Each year, cirrhosis patients have a two to five percent chance that their condition will escalate to cancer, he explains. And the problem is that, right now, there is no reliable means of detecting liver cancer at an early stage, when surgical treatment is an option. Typically by the time the disease is discovered, the cancer has advanced and treatment options become much more limited.
The best hope for early detection is cancer biomarkers, serum proteins found in altered amounts in blood or other body fluids. The current biomarker for liver cancer in clinical use is alpha fetoprotein (AFP). In many cases, patients with hepatitis C undergo routine monitoring for AFP levels as an indicator of whether tumors may have developed in their livers.
But, as Libermann explains, the AFP biomarker has a number of shortcomings, including false positives and false negatives. AFP not only fails to detect many early tumors, but it also lacks specificity.

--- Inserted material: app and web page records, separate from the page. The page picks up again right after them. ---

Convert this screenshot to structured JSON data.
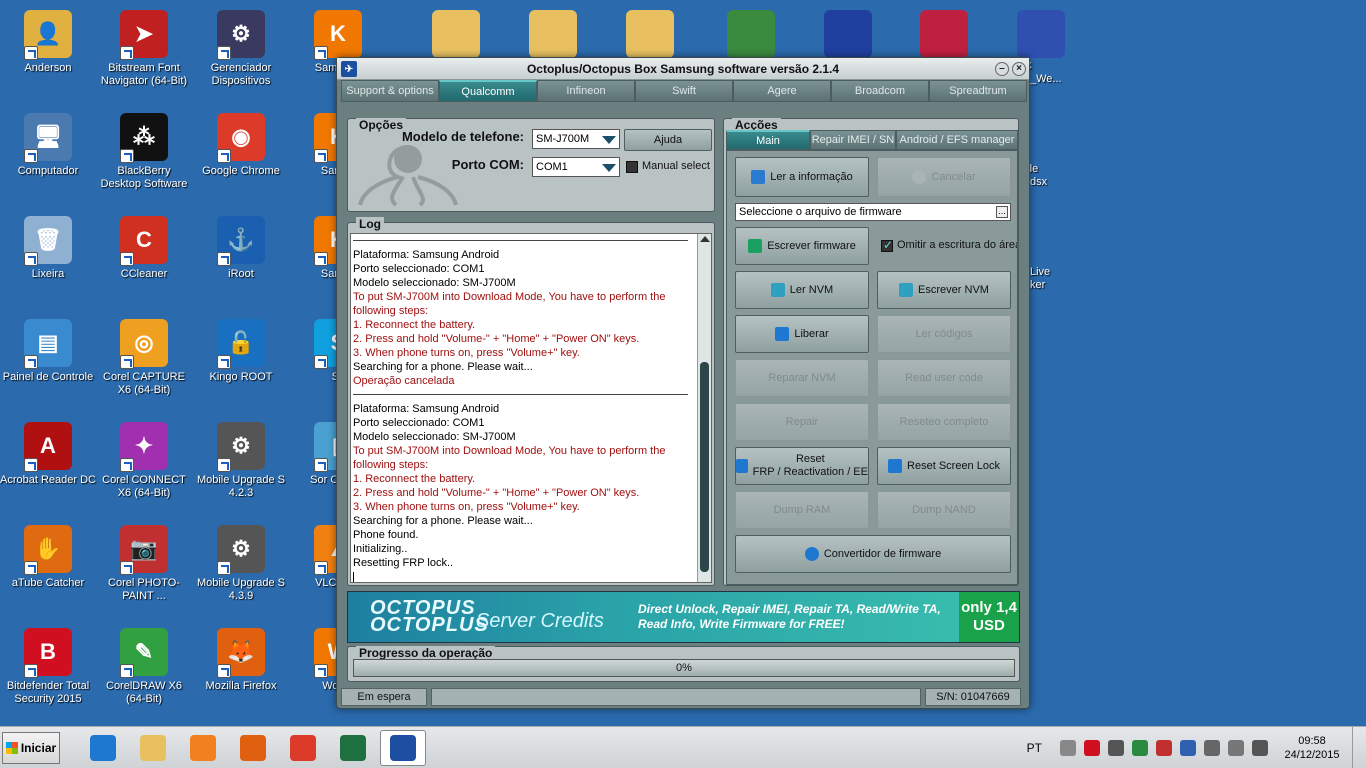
{
  "desktop_icons": [
    {
      "label": "Anderson",
      "color": "#e0b040",
      "glyph": "👤"
    },
    {
      "label": "Bitstream Font Navigator (64-Bit)",
      "color": "#c02020",
      "glyph": "➤"
    },
    {
      "label": "Gerenciador Dispositivos",
      "color": "#3a3a60",
      "glyph": "⚙"
    },
    {
      "label": "Samsung",
      "color": "#f07800",
      "glyph": "K"
    },
    {
      "label": "Computador",
      "color": "#4a7ab0",
      "glyph": "🖥"
    },
    {
      "label": "BlackBerry Desktop Software",
      "color": "#111111",
      "glyph": "⁂"
    },
    {
      "label": "Google Chrome",
      "color": "#dd3b2a",
      "glyph": "◉"
    },
    {
      "label": "Samsu",
      "color": "#f07800",
      "glyph": "K"
    },
    {
      "label": "Lixeira",
      "color": "#8fb0d0",
      "glyph": "🗑"
    },
    {
      "label": "CCleaner",
      "color": "#d03020",
      "glyph": "C"
    },
    {
      "label": "iRoot",
      "color": "#1a5fb0",
      "glyph": "⚓"
    },
    {
      "label": "Samsu",
      "color": "#f07800",
      "glyph": "K"
    },
    {
      "label": "Painel de Controle",
      "color": "#3a8ad0",
      "glyph": "▤"
    },
    {
      "label": "Corel CAPTURE X6 (64-Bit)",
      "color": "#f0a020",
      "glyph": "◎"
    },
    {
      "label": "Kingo ROOT",
      "color": "#1a70c0",
      "glyph": "🔓"
    },
    {
      "label": "Sk",
      "color": "#10a0e0",
      "glyph": "S"
    },
    {
      "label": "Acrobat Reader DC",
      "color": "#b01010",
      "glyph": "A"
    },
    {
      "label": "Corel CONNECT X6 (64-Bit)",
      "color": "#a030b0",
      "glyph": "✦"
    },
    {
      "label": "Mobile Upgrade S 4.2.3",
      "color": "#555555",
      "glyph": "⚙"
    },
    {
      "label": "Sor Compa",
      "color": "#4aa0d0",
      "glyph": "▯"
    },
    {
      "label": "aTube Catcher",
      "color": "#e06a10",
      "glyph": "✋"
    },
    {
      "label": "Corel PHOTO-PAINT ...",
      "color": "#c03030",
      "glyph": "📷"
    },
    {
      "label": "Mobile Upgrade S 4.3.9",
      "color": "#555555",
      "glyph": "⚙"
    },
    {
      "label": "VLC med",
      "color": "#f08010",
      "glyph": "▲"
    },
    {
      "label": "Bitdefender Total Security 2015",
      "color": "#d01020",
      "glyph": "B"
    },
    {
      "label": "CorelDRAW X6 (64-Bit)",
      "color": "#30a040",
      "glyph": "✎"
    },
    {
      "label": "Mozilla Firefox",
      "color": "#e06010",
      "glyph": "🦊"
    },
    {
      "label": "Workb",
      "color": "#f07800",
      "glyph": "W"
    }
  ],
  "top_icons": [
    {
      "label": "",
      "color": "#e8c060"
    },
    {
      "label": "",
      "color": "#e8c060"
    },
    {
      "label": "",
      "color": "#e8c060"
    },
    {
      "label": "",
      "color": "#3a8a40"
    },
    {
      "label": "",
      "color": "#2040a0"
    },
    {
      "label": "",
      "color": "#c02040"
    },
    {
      "label": "",
      "color": "#3050b0"
    }
  ],
  "right_edge_labels": [
    "C",
    "_We...",
    "de",
    "dsx",
    "Live",
    "ker"
  ],
  "window": {
    "title": "Octoplus/Octopus Box Samsung software versão 2.1.4",
    "tabs": [
      "Support & options",
      "Qualcomm",
      "Infineon",
      "Swift",
      "Agere",
      "Broadcom",
      "Spreadtrum"
    ],
    "active_tab": 1,
    "opcoes": {
      "title": "Opções",
      "model_label": "Modelo de telefone:",
      "model_value": "SM-J700M",
      "help_label": "Ajuda",
      "port_label": "Porto COM:",
      "port_value": "COM1",
      "manual_select_label": "Manual select"
    },
    "log": {
      "title": "Log",
      "lines": [
        {
          "t": "sep"
        },
        {
          "t": "n",
          "text": "Plataforma: Samsung Android"
        },
        {
          "t": "n",
          "text": "Porto seleccionado: COM1"
        },
        {
          "t": "n",
          "text": "Modelo seleccionado: SM-J700M"
        },
        {
          "t": "r",
          "text": "To put SM-J700M into Download Mode, You have to perform the"
        },
        {
          "t": "r",
          "text": " following steps:"
        },
        {
          "t": "r",
          "text": "1. Reconnect the battery."
        },
        {
          "t": "r",
          "text": "2. Press and hold \"Volume-\" + \"Home\" + \"Power ON\" keys."
        },
        {
          "t": "r",
          "text": "3. When phone turns on, press \"Volume+\" key."
        },
        {
          "t": "n",
          "text": "Searching for a phone. Please wait..."
        },
        {
          "t": "r",
          "text": "Operação cancelada"
        },
        {
          "t": "sep"
        },
        {
          "t": "n",
          "text": "Plataforma: Samsung Android"
        },
        {
          "t": "n",
          "text": "Porto seleccionado: COM1"
        },
        {
          "t": "n",
          "text": "Modelo seleccionado: SM-J700M"
        },
        {
          "t": "r",
          "text": "To put SM-J700M into Download Mode, You have to perform the"
        },
        {
          "t": "r",
          "text": " following steps:"
        },
        {
          "t": "r",
          "text": "1. Reconnect the battery."
        },
        {
          "t": "r",
          "text": "2. Press and hold \"Volume-\" + \"Home\" + \"Power ON\" keys."
        },
        {
          "t": "r",
          "text": "3. When phone turns on, press \"Volume+\" key."
        },
        {
          "t": "n",
          "text": "Searching for a phone. Please wait..."
        },
        {
          "t": "n",
          "text": "Phone found."
        },
        {
          "t": "n",
          "text": "Initializing.."
        },
        {
          "t": "n",
          "text": "Resetting FRP lock.."
        }
      ]
    },
    "accoes": {
      "title": "Acções",
      "subtabs": [
        "Main",
        "Repair IMEI / SN",
        "Android / EFS manager"
      ],
      "read_info": "Ler a informação",
      "cancel": "Cancelar",
      "fw_placeholder": "Seleccione o arquivo de firmware",
      "fw_dots": "...",
      "write_fw": "Escrever firmware",
      "skip_area": "Omitir a escritura do área",
      "read_nvm": "Ler NVM",
      "write_nvm": "Escrever NVM",
      "unlock": "Liberar",
      "read_codes": "Ler códigos",
      "repair_nvm": "Reparar NVM",
      "read_user_code": "Read user code",
      "repair": "Repair",
      "full_reset": "Reseteo completo",
      "reset_frp_1": "Reset",
      "reset_frp_2": "FRP / Reactivation / EE",
      "reset_screen_lock": "Reset Screen Lock",
      "dump_ram": "Dump RAM",
      "dump_nand": "Dump NAND",
      "fw_converter": "Convertidor de firmware"
    },
    "banner": {
      "logo_top": "OCTOPUS",
      "logo_bottom": "OCTOPLUS",
      "server_credits": "Server Credits",
      "line1": "Direct Unlock, Repair IMEI, Repair TA, Read/Write TA,",
      "line2": "Read Info, Write Firmware for FREE!",
      "price_1": "only 1,4",
      "price_2": "USD"
    },
    "progress": {
      "title": "Progresso da operação",
      "value_text": "0%",
      "value": 0
    },
    "status": {
      "left": "Em espera",
      "serial": "S/N: 01047669"
    }
  },
  "taskbar": {
    "start": "Iniciar",
    "apps": [
      {
        "name": "ie",
        "color": "#1e78d0"
      },
      {
        "name": "explorer",
        "color": "#e8c060"
      },
      {
        "name": "media",
        "color": "#f08020"
      },
      {
        "name": "firefox",
        "color": "#e06010"
      },
      {
        "name": "chrome",
        "color": "#dd3b2a"
      },
      {
        "name": "excel",
        "color": "#1e7040"
      },
      {
        "name": "octoplus",
        "color": "#1d4fa0"
      }
    ],
    "lang": "PT",
    "time": "09:58",
    "date": "24/12/2015"
  }
}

Consequently, elevated AFP levels could be indicators of not only cancer, but also of other liver diseases or even benign conditions, while on the other hand, many patients with small tumors will test negative for AFP.
The authors, therefore, decided to evaluate the sensitivy and specificity of SELDI-TOF MS for the detection of liver cancer and to compare its effectiveness with AFP.
Examining serum samples of 92 patients including 51 patients with liver cirrhosis and 41 patients with liver cancer, and among the cancer patients, individuals with both large and small (less than 2 cm) tumors -
|Contact: Bonnie Prescott|
Beth Israel Deaconess Medical Center